Smith, Mars-Garrick help organize 'Walk for Weaver' on Sept. 8
Amanda Weaver was captain of the University of Hartford women's basketball team her senior season, then remained on campus throughout last year while she pursued her Doctor of Physical Therapy.
That's what Montville's Nikka Smith, who was a freshman when Weaver was a junior, will tell you about her former teammate. Weaver was there for everyone.
"Oh, yes. Without a doubt. She held her arms open to me," Smith said this week. "She would tell us everything we need."
It was earlier this year that Weaver, who is now at home in York, Pa., undergoing treatment, was diagnosed with colon cancer.
Her teammates were shocked - "A few of us have had different experiences with things like this, but that was with older people. She's so young," Smith said.
"Heartbreaking," said North Stonington's Keyokah Mars-Garrick, who also played along with Weaver at Hartford, graduating in 2012. "To talk about it, it just used to make me cry. It just hurt. Now it makes me proud to fight there with her."
Smith and Mars-Garrick are just a few of Weaver's ex-teammates who have organized the "Walk for Weaver," which will be held at 10 a.m. Saturday, Sept. 8 at the University of Hartford's Reich Family Pavilion. The cost is $10 per person and the proceeds will go directly to Weaver to offset the cost of her treatment. Smith said she's hoping Weaver will be able to travel to Connecticut for the event.
That's what Mars-Garrick meant when she talked about fighting along with her former teammate.
From the time a group of players traveled to Weaver's home to visit her and Weaver's main concern was their hospitality, the young women knew they had to do something to help.
"She has such an amazing personality. She's such a spitfire and she has so much fight in her," Mars-Garrick said. "She doesn't give up. I don't know if anyone else would have dealt with it with such grace. She's just an amazing woman.
"She'll never ask you for a handout. That's why we're proud to be fighting with her, fighting for her, and I hope she can accept it as our gratitude and love."
According to Hartford sports information contact Dan Ruede, the players have done all the legwork for the walk themselves, including contacting public safety, speaking with the president of the university, etc. The only thing the players are not allowed to handle, per NCAA policy, is the payment process, though they've taken turns combing the businesses of the city soliciting donations.
"The University of Hartford is such a large extended family," said Smith, who returns for her senior year. "We wrote different letters. We broke it up into districts. ... One of the biggest things at our school: the professors know each one of us. They go out of their way to be helpful when we need their support."
Weaver, a 6-foot-1 guard/forward, although a role player, helped Hartford to four postseason bids in her career, three NCAA tournament bids. She is a graduate of York Catholic High School, where she left as the all-time leading scorer with 1,780 points.

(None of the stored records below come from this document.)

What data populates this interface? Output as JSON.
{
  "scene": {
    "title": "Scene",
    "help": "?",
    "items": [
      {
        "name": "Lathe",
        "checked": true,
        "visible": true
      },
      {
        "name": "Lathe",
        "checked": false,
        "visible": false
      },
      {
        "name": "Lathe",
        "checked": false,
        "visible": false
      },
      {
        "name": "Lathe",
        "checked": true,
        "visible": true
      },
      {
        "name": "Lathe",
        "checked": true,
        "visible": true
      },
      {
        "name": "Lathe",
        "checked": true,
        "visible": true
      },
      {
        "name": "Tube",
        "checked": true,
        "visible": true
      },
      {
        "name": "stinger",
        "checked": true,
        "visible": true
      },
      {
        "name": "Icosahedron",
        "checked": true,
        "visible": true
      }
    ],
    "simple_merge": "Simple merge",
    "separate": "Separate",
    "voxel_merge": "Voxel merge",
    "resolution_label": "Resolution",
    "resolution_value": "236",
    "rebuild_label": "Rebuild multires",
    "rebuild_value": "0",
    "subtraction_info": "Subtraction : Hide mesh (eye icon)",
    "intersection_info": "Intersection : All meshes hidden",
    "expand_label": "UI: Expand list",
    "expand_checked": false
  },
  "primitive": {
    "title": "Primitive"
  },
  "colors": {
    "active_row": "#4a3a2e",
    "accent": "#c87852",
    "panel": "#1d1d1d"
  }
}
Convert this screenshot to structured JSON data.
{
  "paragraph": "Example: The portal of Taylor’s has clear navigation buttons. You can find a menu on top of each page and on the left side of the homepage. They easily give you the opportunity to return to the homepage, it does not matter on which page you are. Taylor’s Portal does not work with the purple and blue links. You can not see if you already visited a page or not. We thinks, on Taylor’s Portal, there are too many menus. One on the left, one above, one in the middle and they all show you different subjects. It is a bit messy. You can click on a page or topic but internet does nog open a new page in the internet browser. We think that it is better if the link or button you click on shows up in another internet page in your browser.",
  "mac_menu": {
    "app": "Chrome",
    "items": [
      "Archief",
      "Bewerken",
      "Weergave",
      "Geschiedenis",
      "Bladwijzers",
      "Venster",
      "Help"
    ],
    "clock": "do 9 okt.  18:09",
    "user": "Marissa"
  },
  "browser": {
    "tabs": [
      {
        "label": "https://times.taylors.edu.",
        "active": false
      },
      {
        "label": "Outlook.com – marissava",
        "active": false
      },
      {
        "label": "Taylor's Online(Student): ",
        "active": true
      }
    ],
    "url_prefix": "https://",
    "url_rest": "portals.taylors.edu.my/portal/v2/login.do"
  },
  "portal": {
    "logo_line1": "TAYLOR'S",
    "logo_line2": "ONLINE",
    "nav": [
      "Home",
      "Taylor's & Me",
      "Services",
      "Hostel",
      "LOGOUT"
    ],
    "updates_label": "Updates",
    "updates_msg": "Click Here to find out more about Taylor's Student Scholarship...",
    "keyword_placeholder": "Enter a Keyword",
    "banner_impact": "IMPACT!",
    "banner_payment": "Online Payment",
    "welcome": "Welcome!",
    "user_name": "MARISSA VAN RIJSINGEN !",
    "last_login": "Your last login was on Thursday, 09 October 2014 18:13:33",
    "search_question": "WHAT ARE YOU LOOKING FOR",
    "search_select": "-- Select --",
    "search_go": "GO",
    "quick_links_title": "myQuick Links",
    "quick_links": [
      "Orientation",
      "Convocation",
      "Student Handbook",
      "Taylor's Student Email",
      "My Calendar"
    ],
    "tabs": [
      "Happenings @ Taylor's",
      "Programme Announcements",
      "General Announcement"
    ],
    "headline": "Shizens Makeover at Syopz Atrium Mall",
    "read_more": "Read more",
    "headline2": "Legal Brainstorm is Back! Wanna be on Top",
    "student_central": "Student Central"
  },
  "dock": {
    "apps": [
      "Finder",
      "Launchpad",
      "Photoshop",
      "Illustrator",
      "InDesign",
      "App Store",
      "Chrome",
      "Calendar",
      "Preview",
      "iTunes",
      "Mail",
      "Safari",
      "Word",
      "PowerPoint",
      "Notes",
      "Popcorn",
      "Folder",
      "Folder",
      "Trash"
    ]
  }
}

This past year, Weaver always stopped by to see her former teammates and would ask Mars-Garrick how her senior season was going. That's why Mars-Garrick is committed to making this "Walk for Weaver" a success.
"It's always teammates first," Mars-Garrick said. "We're so close on the court and that carries on to off the court."
For more information on the "Walk for Weaver," visit http://hartfordhawks.com/news/2012/7/16/WBB_0716121312.aspx